> [TASK PROMPT]: Across the entries, count the lines that include "html" and report only that number.

──────── GIVEN DATA

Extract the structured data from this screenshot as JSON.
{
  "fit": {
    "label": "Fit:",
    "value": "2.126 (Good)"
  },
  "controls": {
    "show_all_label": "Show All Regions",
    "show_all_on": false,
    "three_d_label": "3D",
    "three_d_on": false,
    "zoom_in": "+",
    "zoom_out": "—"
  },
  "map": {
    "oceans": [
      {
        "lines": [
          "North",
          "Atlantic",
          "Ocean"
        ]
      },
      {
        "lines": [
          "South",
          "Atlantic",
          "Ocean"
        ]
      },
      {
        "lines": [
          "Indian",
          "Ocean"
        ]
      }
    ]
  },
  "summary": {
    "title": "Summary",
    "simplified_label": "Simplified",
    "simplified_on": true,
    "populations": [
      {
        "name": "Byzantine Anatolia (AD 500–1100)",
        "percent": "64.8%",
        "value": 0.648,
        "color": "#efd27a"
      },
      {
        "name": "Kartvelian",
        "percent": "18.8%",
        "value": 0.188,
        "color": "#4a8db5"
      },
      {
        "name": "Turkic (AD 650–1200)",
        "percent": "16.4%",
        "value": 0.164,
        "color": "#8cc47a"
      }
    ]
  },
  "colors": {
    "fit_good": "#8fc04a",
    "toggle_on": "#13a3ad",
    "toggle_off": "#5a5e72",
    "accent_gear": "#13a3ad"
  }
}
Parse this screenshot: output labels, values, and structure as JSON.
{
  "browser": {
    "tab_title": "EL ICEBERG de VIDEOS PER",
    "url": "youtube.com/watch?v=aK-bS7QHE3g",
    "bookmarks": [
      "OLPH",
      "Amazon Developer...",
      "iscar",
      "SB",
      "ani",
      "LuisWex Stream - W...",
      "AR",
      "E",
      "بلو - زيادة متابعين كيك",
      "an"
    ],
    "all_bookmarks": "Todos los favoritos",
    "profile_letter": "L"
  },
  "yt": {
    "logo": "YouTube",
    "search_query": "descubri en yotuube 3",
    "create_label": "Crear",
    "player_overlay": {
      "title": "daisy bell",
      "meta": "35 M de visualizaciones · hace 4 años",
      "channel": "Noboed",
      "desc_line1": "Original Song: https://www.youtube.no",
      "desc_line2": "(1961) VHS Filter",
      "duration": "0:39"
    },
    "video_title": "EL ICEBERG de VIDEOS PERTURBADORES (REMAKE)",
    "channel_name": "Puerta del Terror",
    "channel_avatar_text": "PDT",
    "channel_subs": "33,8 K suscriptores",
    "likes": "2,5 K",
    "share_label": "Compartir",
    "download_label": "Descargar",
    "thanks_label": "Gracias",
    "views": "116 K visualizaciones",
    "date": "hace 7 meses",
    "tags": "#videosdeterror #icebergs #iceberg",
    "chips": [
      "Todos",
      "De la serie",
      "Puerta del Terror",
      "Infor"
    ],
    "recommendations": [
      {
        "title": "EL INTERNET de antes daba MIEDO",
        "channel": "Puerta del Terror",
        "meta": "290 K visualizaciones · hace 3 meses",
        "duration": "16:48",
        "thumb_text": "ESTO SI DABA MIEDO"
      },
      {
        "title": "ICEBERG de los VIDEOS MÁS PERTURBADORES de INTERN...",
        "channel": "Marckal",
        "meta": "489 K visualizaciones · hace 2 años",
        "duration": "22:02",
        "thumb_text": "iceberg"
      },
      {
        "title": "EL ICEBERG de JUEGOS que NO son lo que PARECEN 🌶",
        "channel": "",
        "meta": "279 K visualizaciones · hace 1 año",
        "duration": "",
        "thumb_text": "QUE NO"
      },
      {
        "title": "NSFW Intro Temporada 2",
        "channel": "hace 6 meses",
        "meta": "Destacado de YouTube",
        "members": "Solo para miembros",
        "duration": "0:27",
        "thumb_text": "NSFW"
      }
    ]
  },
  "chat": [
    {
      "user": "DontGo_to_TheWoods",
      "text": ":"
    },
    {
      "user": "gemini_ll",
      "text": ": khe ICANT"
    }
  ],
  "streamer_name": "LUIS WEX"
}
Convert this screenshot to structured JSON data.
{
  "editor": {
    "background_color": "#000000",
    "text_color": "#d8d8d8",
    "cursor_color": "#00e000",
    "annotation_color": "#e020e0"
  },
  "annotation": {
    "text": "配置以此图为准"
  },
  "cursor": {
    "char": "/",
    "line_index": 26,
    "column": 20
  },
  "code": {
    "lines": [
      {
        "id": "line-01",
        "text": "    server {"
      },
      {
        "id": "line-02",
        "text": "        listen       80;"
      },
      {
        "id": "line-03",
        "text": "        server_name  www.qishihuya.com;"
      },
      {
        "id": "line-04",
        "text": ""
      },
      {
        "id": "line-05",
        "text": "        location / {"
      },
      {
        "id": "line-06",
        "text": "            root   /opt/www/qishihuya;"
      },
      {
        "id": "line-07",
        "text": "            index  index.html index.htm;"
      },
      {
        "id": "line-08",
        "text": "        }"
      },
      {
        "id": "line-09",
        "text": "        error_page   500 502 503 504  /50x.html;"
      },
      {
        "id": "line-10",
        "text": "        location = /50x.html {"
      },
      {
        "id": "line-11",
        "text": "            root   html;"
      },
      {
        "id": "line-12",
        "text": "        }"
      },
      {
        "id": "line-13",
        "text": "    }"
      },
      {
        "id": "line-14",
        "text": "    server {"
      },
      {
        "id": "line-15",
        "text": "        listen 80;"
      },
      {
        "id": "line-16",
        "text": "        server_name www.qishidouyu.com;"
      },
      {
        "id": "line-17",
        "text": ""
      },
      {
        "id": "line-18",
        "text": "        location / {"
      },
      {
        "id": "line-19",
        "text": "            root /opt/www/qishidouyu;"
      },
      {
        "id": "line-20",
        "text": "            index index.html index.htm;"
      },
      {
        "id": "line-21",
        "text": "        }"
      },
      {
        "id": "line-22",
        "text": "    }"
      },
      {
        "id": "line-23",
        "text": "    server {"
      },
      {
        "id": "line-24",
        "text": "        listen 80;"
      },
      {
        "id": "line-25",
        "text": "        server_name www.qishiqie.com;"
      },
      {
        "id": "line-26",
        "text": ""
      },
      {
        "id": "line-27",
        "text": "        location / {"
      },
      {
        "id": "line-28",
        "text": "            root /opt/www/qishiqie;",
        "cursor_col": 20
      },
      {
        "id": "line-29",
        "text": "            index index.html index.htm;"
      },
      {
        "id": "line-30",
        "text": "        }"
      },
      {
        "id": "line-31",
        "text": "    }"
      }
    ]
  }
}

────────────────

> [RESULT OF THIS EXERCISE]: 6